Critically acclaimed LGBT+ theatre show, Riot Act, is back, for its second time this year, in aid of the Dean Street Wellbeing Programme. Performed and created by Alexis Gregory, and directed by Rikki Beadle-Blair MBE, Riot Act is verbatim theatre piece, created entirely word-for-word from interviews with three iconic survivors and covering six decades of queer history.
To be performed at the Duchess Theatre, this charity gala on 26th November 2018, will take the audience through a journey of three ‘standout’ queer lives at pivotal moments in queer history by exploring those three lives into the present day.
The three survivors Alexis interviewed are: one of the only remaining Stonewall survivors; Michael-Anthony Nozzi, a member of a 1970s London radical drag troupe; Lavinia Co-Op and a prominent ACT-UP London AIDS activist; Paul Burston.
I caught up with Alexis to find out more…
This is the second time you’ll be performing this year (2018) – what was the reception like the first time?

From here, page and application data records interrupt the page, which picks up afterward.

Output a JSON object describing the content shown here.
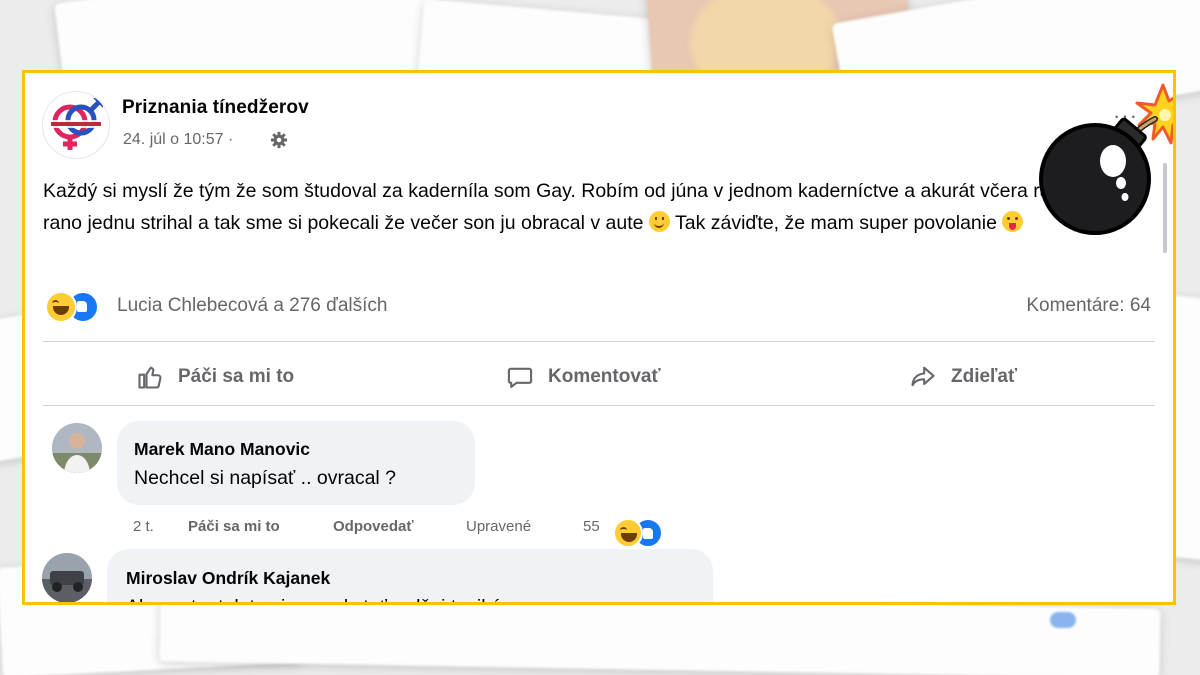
{
  "post": {
    "page_name": "Priznania tínedžerov",
    "timestamp": "24. júl o 10:57 ·",
    "text_part1": "Každý si myslí že tým že som študoval za kaderníla som Gay. Robím od júna v jednom kaderníctve a akurát včera ráno som rano jednu strihal a tak sme si pokecali že večer son ju obracal v aute ",
    "text_part2": " Tak záviďte, že mam super povolanie ",
    "more_label": "···"
  },
  "reactions": {
    "names": "Lucia Chlebecová a 276 ďalších",
    "comments": "Komentáre: 64"
  },
  "actions": {
    "like": "Páči sa mi to",
    "comment": "Komentovať",
    "share": "Zdieľať"
  },
  "comments": [
    {
      "author": "Marek Mano Manovic",
      "text": "Nechcel si napísať .. ovracal ?",
      "time": "2 t.",
      "like_label": "Páči sa mi to",
      "reply_label": "Odpovedať",
      "edited_label": "Upravené",
      "reaction_count": "55"
    },
    {
      "author": "Miroslav Ondrík Kajanek",
      "text": "Ak v aute, tak to si sa mal stať radšej taxikárom..."
    }
  ],
  "colors": {
    "frame": "#f6c400",
    "link_blue": "#1877f2",
    "muted": "#65676b"
  },
  "icons": [
    "gear-icon",
    "thumbs-up-icon",
    "comment-icon",
    "share-icon",
    "haha-reaction-icon",
    "like-reaction-icon",
    "bomb-icon"
  ]
}
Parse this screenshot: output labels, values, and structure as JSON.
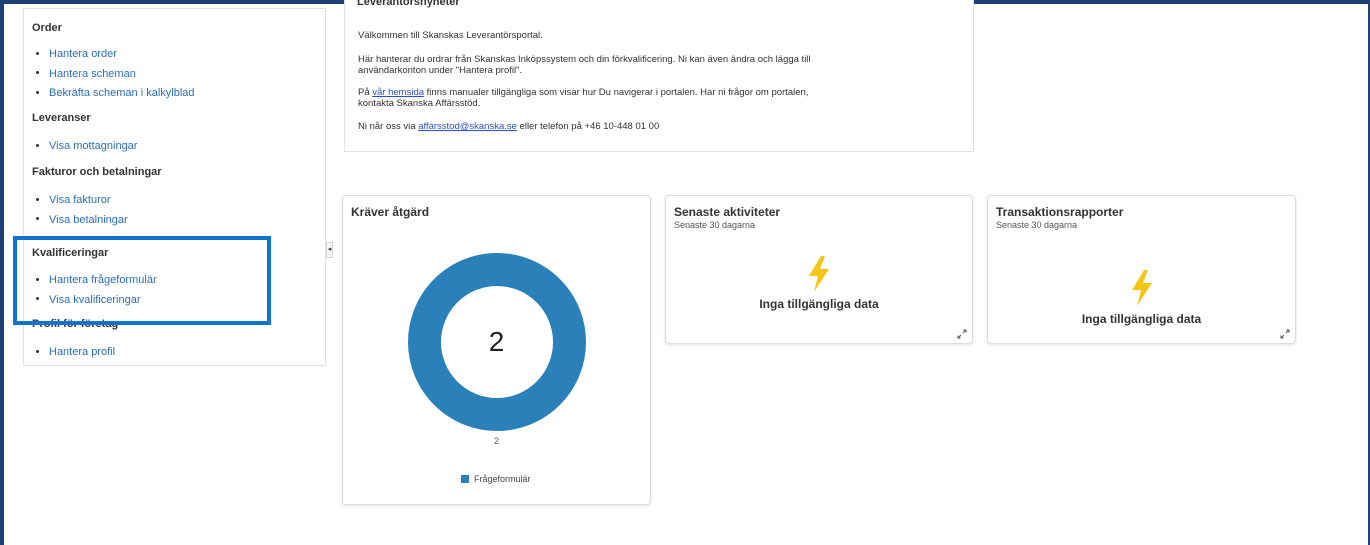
{
  "sidebar": {
    "sections": [
      {
        "title": "Order",
        "items": [
          "Hantera order",
          "Hantera scheman",
          "Bekräfta scheman i kalkylblad"
        ]
      },
      {
        "title": "Leveranser",
        "items": [
          "Visa mottagningar"
        ]
      },
      {
        "title": "Fakturor och betalningar",
        "items": [
          "Visa fakturor",
          "Visa betalningar"
        ]
      },
      {
        "title": "Kvalificeringar",
        "items": [
          "Hantera frågeformulär",
          "Visa kvalificeringar"
        ]
      },
      {
        "title": "Profil för företag",
        "items": [
          "Hantera profil"
        ]
      }
    ],
    "collapse_glyph": "◂"
  },
  "news": {
    "title": "Leverantörsnyheter",
    "welcome": "Välkommen till Skanskas Leverantörsportal.",
    "line2a": "Här hanterar du ordrar från Skanskas Inköpssystem och din förkvalificering. Ni kan även ändra och lägga till",
    "line2b": "användarkonton under \"Hantera profil\".",
    "line3_pre": "På ",
    "line3_link": "vår hemsida",
    "line3a_post": " finns manualer tillgängliga som visar hur Du navigerar i portalen. Har ni frågor om portalen,",
    "line3b": "kontakta Skanska Affärsstöd.",
    "line4_pre": "Ni når oss via ",
    "line4_link": "affarsstod@skanska.se",
    "line4_post": " eller telefon på +46 10-448 01 00"
  },
  "cards": {
    "action": {
      "title": "Kräver åtgärd",
      "center_value": "2",
      "slice_label": "2",
      "legend": "Frågeformulär"
    },
    "activity": {
      "title": "Senaste aktiviteter",
      "subtitle": "Senaste 30 dagarna",
      "empty": "Inga tillgängliga data"
    },
    "reports": {
      "title": "Transaktionsrapporter",
      "subtitle": "Senaste 30 dagarna",
      "empty": "Inga tillgängliga data"
    }
  },
  "chart_data": {
    "type": "pie",
    "categories": [
      "Frågeformulär"
    ],
    "values": [
      2
    ],
    "title": "Kräver åtgärd"
  },
  "colors": {
    "accent": "#2a80b9",
    "link": "#2a6ebb",
    "highlight": "#0b74d0",
    "bolt": "#f5c518"
  }
}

I first performed Riot Act in the summer at the Kings Head Queer Festival. The audience response was astonishing. Audiences sat and listened to these three men’s lives unfold. There’s massive laughs in the play and devastatingly sad moments too – which keeps the audience engaged throughout. Each night, the audiences went on a journey with me with a standing ovation each night too. Performing this play has been one of the most extraordinary experiences of my career; to look into audience members eyes and directly connect with and essentially hold a conversation with them is on a whole new level of powerful.
Why should people know about these issues and these men?
I am committed to representing untold queer stories on stage. There are few, if any, other survivors from the night of the Stonewall riots, which hold stories and experiences we all have to hear in order to understand. It is a rare chance to hear one person’s memories of what really happened that night. Similarly with the Lavinia character who talks about radical drag, whose experiences are extraordinary; following his life from being a young man asking the doctor to cure his homosexuality to becoming an underground and ground-breaking drag icon! Vin’s piece is positioned like a TED talk on the history of drag and as we all know, DRAG IS BACK (did it ever really go away?). Paul’s story looks at the devastating impact of HIV and AIDS on the gay community and on its survivors too; for example, young men in their twenties who lost their whole set of friends and without giving too much away, Paul’s and indeed all of the stories, take the audience into the present day with an urgent call to arms in these current politically and socially volatile times. Young and older audiences respond very well to the play’s themes. There are unheard stories that I believe need to be heard.
How do you create a play from interviews in a way that is accurate and sensitive, but also engaging?
I quite simply tell the truth and I don’t sanitise anything. I take no prisoners and give the honest truth, that we all need and should hear. The piece is an exploration of humanity and not just in it’s broad themes of Stonewall, AIDS activism and drag but also in how ‘Riot Act’ explores themes of sexuality, gender, identity, family, drugs, community, loss, belonging, not belonging, togetherness, conflict, youth, getting older and ageing in the LGBTQ+ community. There’s a lot of humour in the stories that I drew out and emphasise. We used humour, as it’s a great tool to get audiences to engage, digest, but to remember. One minute they are the laughing, the next crying; the play questions the audience and challenges them. The audience also doesn’t have to agree with what all the three characters say, we wanted to ignite discussions off these experiences.
Why did you choose to support the Dean Street Wellbeing Programme?
Dean Street approached me and asked me if I would be interested in doing this special fundraiser performance and I said yes to them straight away. Dean Street do great work within our community and the money raised from the performance will go towards funding their Wellbeing Programme; a range of entertaining, educational and community engagement events, including talks, events, performance, education programmes, art exhibitions, film screenings and community discussions on a range of challenging and culturally topical issues. The programme also includes support groups and outreach programmes. I have always said that Riot Act is set to channel six decades of queer history but it is also channeling the queer spirit and where we have been as a community, where we are now and where we are going. Riot Act fits perfectly with the Wellbeing Programme. I am very pleased and honoured that clinic manager Leigh Chislett, via David Stuart who manages the ChemSex support service at Dean Street approached me and I hope I can raise as much money for them as possible, alongside raises the voices of these amazing survivors.